Development of Bio-Based Polymers for Use in Asphalt

Researcher(s)

Principal investigators:

Project status

Completed

Start date: 11/22/11
End date: 04/30/13

Publications

Report: Development of Bio-Based Polymers for Use in Asphalt (1.55 mb pdf) February 2014

Tech transfer summary: Development of Bio-Based Polymers for Use in Asphalt (275.33 kb pdf) Feb 2014

Sponsor(s)/partner(s)

Sponsor(s):

About the research

Abstract:

Asphalt binder is typically modified with poly type (styrene-butadiene-styrene or SBS) polymers to improve its rheological properties and performance grade. The elastic and principal component of SBS polymers is butadiene. For the last decade, butadiene prices have fluctuated and significantly increased, leading state highway agencies to search for economically viable alternatives to butadiene based materials. This project reports the recent advances in polymerization techniques that have enabled the synthesis of elastomeric, thermoplastic, block-copolymers (BCPs) comprised of styrene and soybean oil, where the “B” block in SBS polymers is replaced with polymerized triglycerides derived from soybean oil.

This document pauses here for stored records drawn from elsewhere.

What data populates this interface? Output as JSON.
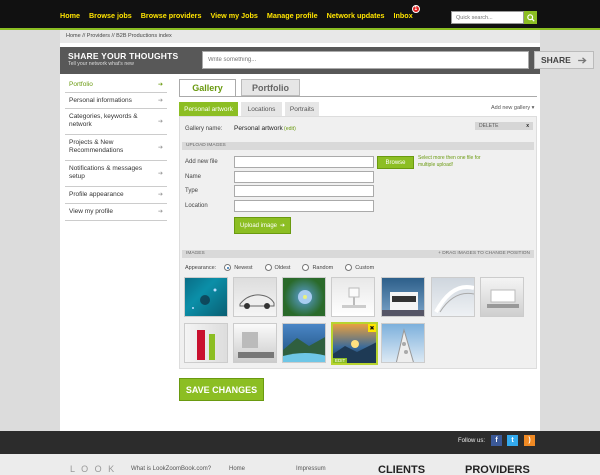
{
  "nav": {
    "items": [
      "Home",
      "Browse jobs",
      "Browse providers",
      "View my Jobs",
      "Manage profile",
      "Network updates",
      "Inbox"
    ],
    "inbox_count": "1",
    "search_placeholder": "Quick search..."
  },
  "breadcrumb": "Home // Providers // B2B Productions index",
  "share": {
    "title": "SHARE YOUR THOUGHTS",
    "subtitle": "Tell your network what's new",
    "placeholder": "Write something...",
    "button": "SHARE"
  },
  "sidebar": {
    "items": [
      "Portfolio",
      "Personal informations",
      "Categories, keywords & network",
      "Projects & New Recommendations",
      "Notifications & messages setup",
      "Profile appearance",
      "View my profile"
    ]
  },
  "tabs": {
    "gallery": "Gallery",
    "portfolio": "Portfolio"
  },
  "subtabs": {
    "personal": "Personal artwork",
    "locations": "Locations",
    "portraits": "Portraits",
    "add": "Add new gallery"
  },
  "gallery": {
    "name_label": "Gallery name:",
    "name_value": "Personal artwork",
    "edit": "(edit)",
    "delete": "DELETE"
  },
  "upload": {
    "section": "UPLOAD IMAGES",
    "file_label": "Add new file",
    "name_label": "Name",
    "type_label": "Type",
    "location_label": "Location",
    "browse": "Browse",
    "hint": "Select more then one file for multiple upload!",
    "button": "Upload image"
  },
  "images": {
    "section": "IMAGES",
    "drag_hint": "+ DRAG IMAGES TO CHANGE POSITION",
    "appearance_label": "Appearance:",
    "options": [
      "Newest",
      "Oldest",
      "Random",
      "Custom"
    ],
    "edit": "EDIT"
  },
  "save_button": "SAVE CHANGES",
  "footer": {
    "follow": "Follow us:",
    "logo": "L  O  O  K",
    "what": "What is LookZoomBook.com?",
    "home": "Home",
    "impressum": "Impressum",
    "clients": "CLIENTS",
    "providers": "PROVIDERS"
  }
}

These new breeds of biopolymers have elastomeric properties comparable to well-established butadiene-based styrenic BCPs. In this report, two types of biopolymer formulations are evaluated for their ability to modify asphalt binder. Laboratory blends of asphalt modified with the biopolymers are tested for their rheological properties and performance grade. Blends of asphalt modified with the biopolymers are compared to blends of asphalt modified with two commonly used commercial polymers. The viscoelastic properties of the blends show that biopolymers improve the performance grade of the asphalt to a similar and even greater extent as the commercial SBS polymers. Results shown in this report indicate there is an excellent potential for the future of these biopolymers as economically and environmentally favorable alternatives to their petrochemically-derived analogs.